Thirty Cambodian nationals from the Jarai minority group, also known as Montagnards, including 13 children, have been arrested and are being detained in Bangkok, a human rights NGO official there told The Post on Monday. They face deportation.
She said they were arrested under the Immigration Act on grounds of having illegally entered and illegally staying in the country, even after having received a “person of concern” status from the United Nations High Commission for Refugees (UNHCR).
Fortify Rights claims Thai authorities have arrested more than 200 refugees and asylum seekers over the past two months. They have reportedly fled from Cambodia, Vietnam and Pakistan and are being detained at the Suan Phlu Immigration Detention Centre (IDC) in Bangkok.
The executive director of Fortify Rights, Amy Smith said: “The rights of refugees are still under attack in Thailand despite the government’s promises to provide protection. Thailand is needlessly subjecting refugees to further violations.”
Among those held are some 180 UNHCR “persons of concern” from Cambodia and Vietnam, including more than 50 children. Their arrests follow a raid in Nonthaburi Province.
Two days after the raid, authorities separated 46 children, aged three months to 17 years, from their parents, said a Fortify Rights news release.
“The [Thai] government shall not deport these people to a host country where they fled [from], fearful of persecution. Non-refoulement shall be respected. Most of them are asylum seekers or refugees waiting for resettlement to a third country."

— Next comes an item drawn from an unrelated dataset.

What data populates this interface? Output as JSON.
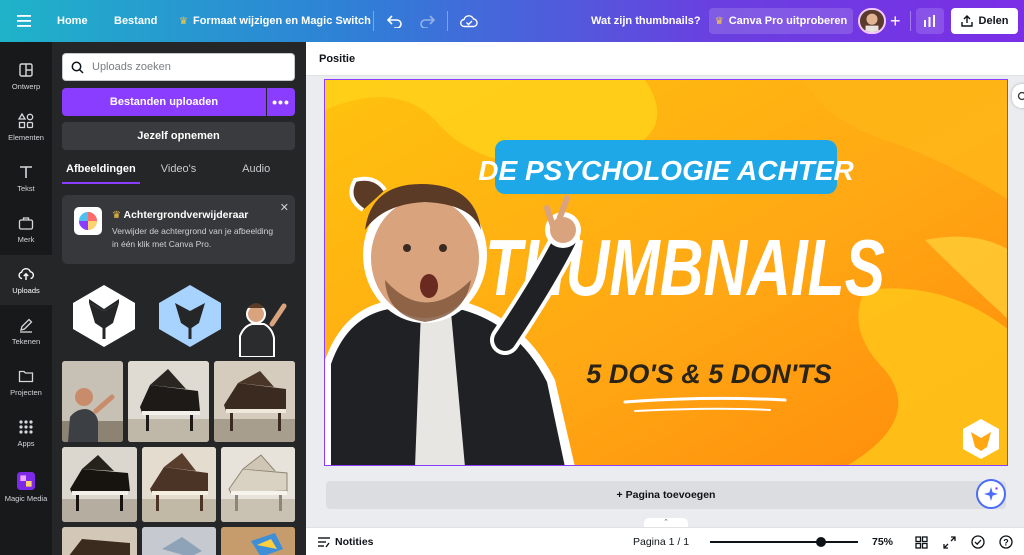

“They should be under UNHCR protection and in principle should not be arrested and detained under immigration laws. If they are forced to go back to their country of origin, they could face serious human rights violations,” she said.
Although there have been no reports of former Cambodia National Rescue Party (CNRP) members seeking political asylum in Thailand and living temporarily in Bangkok, former opposition party officials expressed concern for their safety considering the arrests.
Smith said there were no CNRP members among those arrested, Kong Mas, a former CNRP teamwork member who used to request for asylum in Thailand, reiterated his concerns over the safety of asylum seekers wishing to live in the third country.
“In fact, many CNRP members, fleeing here for a long period of time since the party’s dissolution on November 16, last year, are deeply worried over the migration to Thailand."
“First, we worry about the safety and arrest by Thai authorities because the UNHCR in Thailand does not have a Memorandum of Understanding with Thai government,” he said.
He could not confirm how many former opposition party members were seeking asylum and how many had been granted to live in the third country. But, he believed most of them stuck were in Thailand after fleeing to there, following the dissolution of the CNRP.
“Our party activists who fled there dare not go out much. Most of them live quietly to seek asylum in order to live in a third county,” he said.
National Police spokesman Chhay Kim Khoeun said he has not received any information over the arrest on the Jarai people, but said if they are Cambodians and they are to be deported, Cambodia will take them back.
“If they are Cambodians, we cannot ignore them,” he said.
A raid which occurred on a residential building in Bangkok on October 9 saw the arrest of at least 77 refugees from Pakistan, including 43 children.
It came the day after Thai Deputy Prime Minister General Prawit Wongsuwan reportedly ordered immigration authorities to arrest and deport within one month all migrants in Thailand without documentation or authorisation.
The UNHCR, mandated to protect refugees, had previously recognised some of them as persons of concern and in need of protection in Thailand.
All of those arrested, including the children, are now detained at Suan Phlu IDC awaiting charges for alleged violations under the Immigration Act.
Thai authorities are reportedly conducting “immigration raids” in many areas of Bangkok and other provinces where refugees and migrant communities reside.